Im Focus: Explosion on Jupiter-sized star 10 times more powerful than ever seen on our sun

A stellar flare 10 times more powerful than anything seen on our sun has burst from an ultracool star almost the same size as Jupiter

  • Coolest and smallest star to produce a superflare found
  • Star is a tenth of the radius of our Sun
  • Researchers led by University of Warwick could only see...

Im Focus: Quantum simulation more stable than expected

A localization phenomenon boosts the accuracy of solving quantum many-body problems with quantum computers which are otherwise challenging for conventional computers. This brings such digital quantum simulation within reach on quantum devices available today.

Quantum computers promise to solve certain computational problems exponentially faster than any classical machine. “A particularly promising application is the...

Im Focus: Largest, fastest array of microscopic 'traffic cops' for optical communications

The technology could revolutionize how information travels through data centers and artificial intelligence networks

Engineers at the University of California, Berkeley have built a new photonic switch that can control the direction of light passing through optical fibers...

Im Focus: A long-distance relationship in femtoseconds

Physicists observe how electron-hole pairs drift apart at ultrafast speed, but still remain strongly bound.

Modern electronics relies on ultrafast charge motion on ever shorter length scales. Physicists from Regensburg and Gothenburg have now succeeded in resolving a...

Im Focus: Researchers 3D print metamaterials with novel optical properties

Engineers create novel optical devices, including a moth eye-inspired omnidirectional microwave antenna

A team of engineers at Tufts University has developed a series of 3D printed metamaterials with unique microwave or optical properties that go beyond what is...
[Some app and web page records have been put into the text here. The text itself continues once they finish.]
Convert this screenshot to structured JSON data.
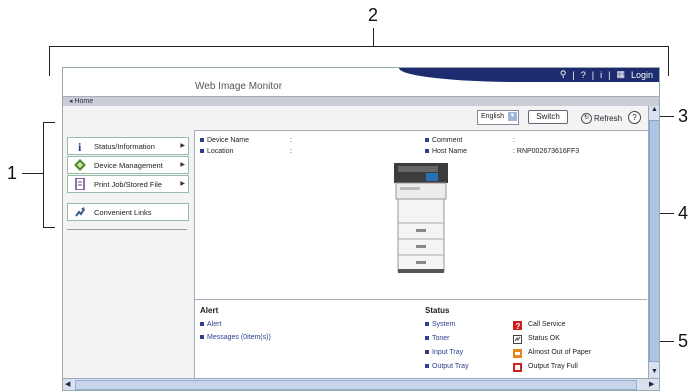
{
  "callouts": {
    "c1": "1",
    "c2": "2",
    "c3": "3",
    "c4": "4",
    "c5": "5"
  },
  "header": {
    "app_title": "Web Image Monitor",
    "search_icon": "search-icon",
    "help_label": "?",
    "info_label": "i",
    "login_label": "Login"
  },
  "nav": {
    "home": "Home"
  },
  "toolbar": {
    "language_value": "English",
    "switch_label": "Switch",
    "refresh_label": "Refresh",
    "help_label": "?"
  },
  "sidebar": {
    "items": [
      {
        "label": "Status/Information",
        "icon": "info-icon"
      },
      {
        "label": "Device Management",
        "icon": "device-management-icon"
      },
      {
        "label": "Print Job/Stored File",
        "icon": "print-job-icon"
      },
      {
        "label": "Convenient Links",
        "icon": "link-icon"
      }
    ]
  },
  "device_info": {
    "device_name_label": "Device Name",
    "device_name_value": ":",
    "location_label": "Location",
    "location_value": ":",
    "comment_label": "Comment",
    "comment_value": ":",
    "host_name_label": "Host Name",
    "host_name_value": ": RNP002673616FF3"
  },
  "alert": {
    "title": "Alert",
    "links": [
      "Alert",
      "Messages (0item(s))"
    ]
  },
  "status": {
    "title": "Status",
    "links": [
      "System",
      "Toner",
      "Input Tray",
      "Output Tray"
    ],
    "legend": [
      {
        "label": "Call Service",
        "icon": "call-service-icon",
        "color": "#d21f1f"
      },
      {
        "label": "Status OK",
        "icon": "status-ok-icon",
        "color": "#444444"
      },
      {
        "label": "Almost Out of Paper",
        "icon": "almost-out-of-paper-icon",
        "color": "#e8861b"
      },
      {
        "label": "Output Tray Full",
        "icon": "output-tray-full-icon",
        "color": "#d21f1f"
      }
    ]
  },
  "colors": {
    "banner": "#1d2c6e",
    "link": "#2d3f8e",
    "scroll": "#aec4e4"
  }
}
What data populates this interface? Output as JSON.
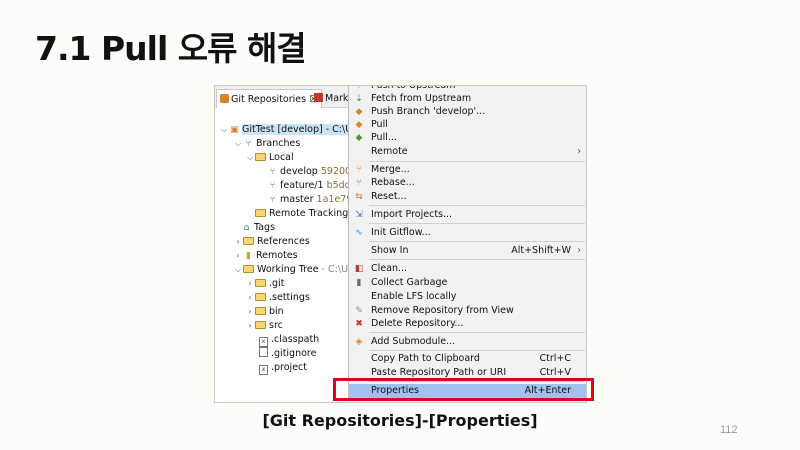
{
  "slide": {
    "title": "7.1 Pull 오류 해결",
    "caption": "[Git Repositories]-[Properties]",
    "page_number": "112"
  },
  "tabs": [
    {
      "label": "Git Repositories ☒"
    },
    {
      "label": "Mark"
    }
  ],
  "tree": {
    "repo": "GitTest [develop] - C:\\Us",
    "branches": "Branches",
    "local": "Local",
    "develop": "develop",
    "develop_hash": "592001(",
    "feature": "feature/1",
    "feature_hash": "b5dd9",
    "master": "master",
    "master_hash": "1a1e79e",
    "remote_tracking": "Remote Tracking",
    "tags": "Tags",
    "references": "References",
    "remotes": "Remotes",
    "working_tree": "Working Tree",
    "working_tree_path": "- C:\\Us",
    "git": ".git",
    "settings": ".settings",
    "bin": "bin",
    "src": "src",
    "classpath": ".classpath",
    "gitignore": ".gitignore",
    "project": ".project"
  },
  "menu": {
    "push_upstream": "Push to Upstream",
    "fetch_upstream": "Fetch from Upstream",
    "push_branch": "Push Branch 'develop'...",
    "pull": "Pull",
    "pull_dots": "Pull...",
    "remote": "Remote",
    "merge": "Merge...",
    "rebase": "Rebase...",
    "reset": "Reset...",
    "import_projects": "Import Projects...",
    "init_gitflow": "Init Gitflow...",
    "show_in": "Show In",
    "show_in_shortcut": "Alt+Shift+W",
    "clean": "Clean...",
    "collect_garbage": "Collect Garbage",
    "enable_lfs": "Enable LFS locally",
    "remove_repo": "Remove Repository from View",
    "delete_repo": "Delete Repository...",
    "add_submodule": "Add Submodule...",
    "copy_path": "Copy Path to Clipboard",
    "copy_path_shortcut": "Ctrl+C",
    "paste_repo": "Paste Repository Path or URI",
    "paste_repo_shortcut": "Ctrl+V",
    "properties": "Properties",
    "properties_shortcut": "Alt+Enter"
  },
  "colors": {
    "highlight_border": "#e3001b",
    "selected_item": "#9fc3ee"
  }
}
All Focus news of the innovation-report >>>

Anzeige

Anzeige

VideoLinks
Industry & Economy
Event News

Revered mathematicians and computer scientists converge with 200 young researchers in Heidelberg!

17.04.2019 | Event News

First dust conference in the Central Asian part of the earth’s dust belt

15.04.2019 | Event News

Fraunhofer FHR at the IEEE Radar Conference 2019 in Boston, USA

09.04.2019 | Event News

 
Latest News

New automated biological-sample analysis systems to accelerate disease detection

18.04.2019 | Life Sciences

Explosion on Jupiter-sized star 10 times more powerful than ever seen on our sun

18.04.2019 | Physics and Astronomy

New eDNA technology used to quickly assess coral reefs

18.04.2019 | Life Sciences

VideoLinks
Science & Research
Overview of more VideoLinks >>>